Vv 13-14: Mordechai's reply to Esther shows his complete faith that even if she did not go to the king to try to intercede for the Jews, relief and deliverance would definitely come to them from elsewhere: no one individual is indispensable because God has many messengers!

V 15-16: Esther stood to lose everything if her mission was unsuccessful. The rabbis taught that Mordechai had taken Esther as his wife (darshening the word BAS, "daughter", in Esther 2:7 as BAYIS, "house"=wife). Having originally been taken to Ahashverosh B'O-NESS, "under duress", she was still halachically permitted to go back to her husband Mordechai since only a priest is forbidden to take back his wife if she is raped, but not an Israelite. However, the moment Esther went into Ahashverosh OF HER OWN FREE WILL, her adultery was intentional and she would subsequently be forbidden to Mordechai in any event -- even if failed in her mission. Despite the fact that the erratic and unpredictable Ahashverosh was quite likely to kill Esther for coming to him of her own volition (just as he had killed Vashti for showing that she had a mind of her own), Esther was willing to sacrifice her entire life and future in order to save her people. "Go gather together all the Jews who are present in Shushan and fast for me." Esther knew that her only chance of success was if all the Jews repented.

V 17: "So Mordechai went his way (VA-YA-AVOR)." The root of VA-YA-AVOR is AVAR, which has the connotation of transgression. The rabbis stated that Mordechai "transgressed" because he agreed to the public fast despite the fact that it took place during the festival of Pesach when fasting is normally forbidden (Rashi on Esther 4:17).

It must be understood that while the events described in Esther 1:1-3:6 were spread out over NINE YEARS, the events described from 3:7 until 8:2 were concentrated in the space of FIVE DAYS. Haman cast lots at the beginning of the month of Nissan, and the decree became public knowledge on the 13 th of Nissan (Esther 3:12). Mordechai went into action immediately, and his exchanges with Esther took place on the very same day. The three day fast called by Mordechai started on 14 th of Nissan and continued on the 15 th and 16 th (both of which were Yom Tov in Shushan since it was in the Diaspora). It was on the 16 th of Nissan - the third day of the fast -- that Esther invited Ahashverosh and Haman to the first banquet (Esther 5:4) and it was held on the same day. Ahashverosh's sleep was disturbed that night (eve of the 17 th Nissan, Esther 6:1) and the second banquet, Haman's downfall and hanging took place the next morning - the third day of Pesach. Despite the fact that we today celebrate Purim in Adar, which is when the decree of extermination was intended to be fulfilled, the actual miracle took place during Pesach, the festival of redemption.

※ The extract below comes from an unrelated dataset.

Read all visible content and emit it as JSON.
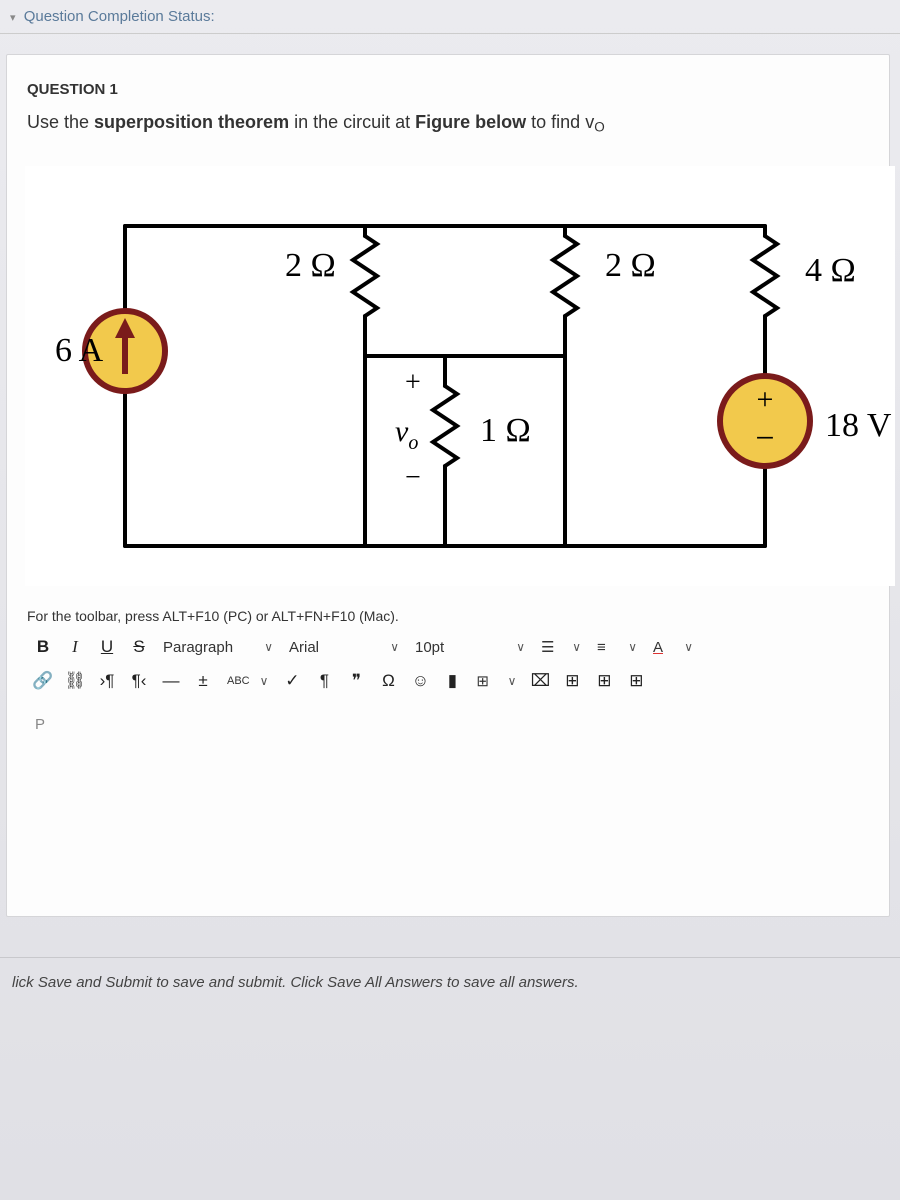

By Rabbi Avraham Yehoshua Greenbaum
© AZAMRA INSTITUTE 5767 - 2006-7 All rights reserved